Look for "team" in the listing below. Gather each line that contains it.

BEGIN Excerpted records

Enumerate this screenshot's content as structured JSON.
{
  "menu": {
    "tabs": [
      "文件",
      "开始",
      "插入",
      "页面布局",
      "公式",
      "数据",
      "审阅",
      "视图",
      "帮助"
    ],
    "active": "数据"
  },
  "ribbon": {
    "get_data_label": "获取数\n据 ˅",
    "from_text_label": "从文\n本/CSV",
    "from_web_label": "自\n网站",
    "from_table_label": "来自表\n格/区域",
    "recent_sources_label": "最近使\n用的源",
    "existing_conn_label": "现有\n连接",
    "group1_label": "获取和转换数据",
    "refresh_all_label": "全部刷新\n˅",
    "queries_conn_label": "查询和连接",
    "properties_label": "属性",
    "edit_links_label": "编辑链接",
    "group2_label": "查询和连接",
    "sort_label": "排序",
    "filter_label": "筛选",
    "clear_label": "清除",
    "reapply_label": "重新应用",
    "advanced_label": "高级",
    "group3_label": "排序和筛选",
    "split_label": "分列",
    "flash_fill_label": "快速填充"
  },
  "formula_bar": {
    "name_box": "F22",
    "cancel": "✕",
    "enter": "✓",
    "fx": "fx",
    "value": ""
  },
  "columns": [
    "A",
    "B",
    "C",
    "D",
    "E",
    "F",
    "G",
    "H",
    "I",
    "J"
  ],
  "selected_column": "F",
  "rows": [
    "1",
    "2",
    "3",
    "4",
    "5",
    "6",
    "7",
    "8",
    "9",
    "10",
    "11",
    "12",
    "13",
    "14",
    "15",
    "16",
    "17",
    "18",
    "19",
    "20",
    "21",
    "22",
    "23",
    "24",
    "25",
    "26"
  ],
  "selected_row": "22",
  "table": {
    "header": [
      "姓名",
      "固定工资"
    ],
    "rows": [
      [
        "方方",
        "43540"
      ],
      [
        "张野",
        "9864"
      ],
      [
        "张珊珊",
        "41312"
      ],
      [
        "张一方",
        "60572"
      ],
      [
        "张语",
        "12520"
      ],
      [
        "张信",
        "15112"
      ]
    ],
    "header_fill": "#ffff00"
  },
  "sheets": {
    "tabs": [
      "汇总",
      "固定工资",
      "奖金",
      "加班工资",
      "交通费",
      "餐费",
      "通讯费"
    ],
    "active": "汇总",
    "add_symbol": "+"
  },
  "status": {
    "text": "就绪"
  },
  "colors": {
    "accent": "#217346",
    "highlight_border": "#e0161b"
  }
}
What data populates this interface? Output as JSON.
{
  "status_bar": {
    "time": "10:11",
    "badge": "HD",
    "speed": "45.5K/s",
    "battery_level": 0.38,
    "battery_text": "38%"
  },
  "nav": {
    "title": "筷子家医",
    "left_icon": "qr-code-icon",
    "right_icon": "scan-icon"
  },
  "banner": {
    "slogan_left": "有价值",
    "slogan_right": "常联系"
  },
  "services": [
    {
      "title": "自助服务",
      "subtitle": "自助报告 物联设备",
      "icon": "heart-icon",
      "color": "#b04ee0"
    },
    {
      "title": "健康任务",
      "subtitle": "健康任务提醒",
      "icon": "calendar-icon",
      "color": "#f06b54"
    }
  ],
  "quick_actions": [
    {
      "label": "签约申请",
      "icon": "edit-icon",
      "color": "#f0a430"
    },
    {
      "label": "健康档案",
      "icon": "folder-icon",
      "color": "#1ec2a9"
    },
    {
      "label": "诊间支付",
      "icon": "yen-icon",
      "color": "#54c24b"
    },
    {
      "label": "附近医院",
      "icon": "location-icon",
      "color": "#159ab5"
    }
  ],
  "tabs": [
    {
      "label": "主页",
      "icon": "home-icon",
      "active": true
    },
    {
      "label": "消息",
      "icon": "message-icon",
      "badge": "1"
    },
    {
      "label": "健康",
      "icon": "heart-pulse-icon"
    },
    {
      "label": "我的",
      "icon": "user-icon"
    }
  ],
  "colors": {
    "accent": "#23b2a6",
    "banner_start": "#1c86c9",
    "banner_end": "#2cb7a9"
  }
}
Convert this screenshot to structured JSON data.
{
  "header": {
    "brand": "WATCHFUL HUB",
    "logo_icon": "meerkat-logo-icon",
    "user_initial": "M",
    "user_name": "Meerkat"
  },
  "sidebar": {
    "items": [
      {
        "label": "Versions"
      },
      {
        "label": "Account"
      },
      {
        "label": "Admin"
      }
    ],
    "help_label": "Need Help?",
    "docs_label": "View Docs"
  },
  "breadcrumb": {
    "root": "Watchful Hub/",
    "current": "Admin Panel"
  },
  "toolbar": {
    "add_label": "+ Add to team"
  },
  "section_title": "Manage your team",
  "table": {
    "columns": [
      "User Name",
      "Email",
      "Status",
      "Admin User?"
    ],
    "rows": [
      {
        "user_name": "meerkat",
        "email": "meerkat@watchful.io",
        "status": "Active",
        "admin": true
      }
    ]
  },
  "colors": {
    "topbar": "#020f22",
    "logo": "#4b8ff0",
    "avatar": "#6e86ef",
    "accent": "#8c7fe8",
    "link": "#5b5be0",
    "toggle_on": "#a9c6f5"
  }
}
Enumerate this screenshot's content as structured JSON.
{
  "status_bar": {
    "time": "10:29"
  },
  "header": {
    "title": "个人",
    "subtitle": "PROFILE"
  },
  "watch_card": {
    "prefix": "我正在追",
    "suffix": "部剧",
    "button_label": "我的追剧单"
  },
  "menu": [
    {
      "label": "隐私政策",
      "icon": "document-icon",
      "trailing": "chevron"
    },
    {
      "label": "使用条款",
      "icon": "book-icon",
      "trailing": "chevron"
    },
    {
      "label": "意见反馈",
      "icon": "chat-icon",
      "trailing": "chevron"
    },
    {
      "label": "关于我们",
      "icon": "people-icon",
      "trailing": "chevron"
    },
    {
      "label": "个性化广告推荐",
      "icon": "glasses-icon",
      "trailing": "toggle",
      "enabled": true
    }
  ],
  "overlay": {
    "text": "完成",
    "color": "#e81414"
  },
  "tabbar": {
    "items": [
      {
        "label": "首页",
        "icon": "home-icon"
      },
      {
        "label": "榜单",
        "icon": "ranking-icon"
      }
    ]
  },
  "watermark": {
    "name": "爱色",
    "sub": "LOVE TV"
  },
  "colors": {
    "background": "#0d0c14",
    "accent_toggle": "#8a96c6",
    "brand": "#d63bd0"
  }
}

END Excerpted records

#### [Result of this task]
    "add_label": "+ Add to team"
  "section_title": "Manage your team",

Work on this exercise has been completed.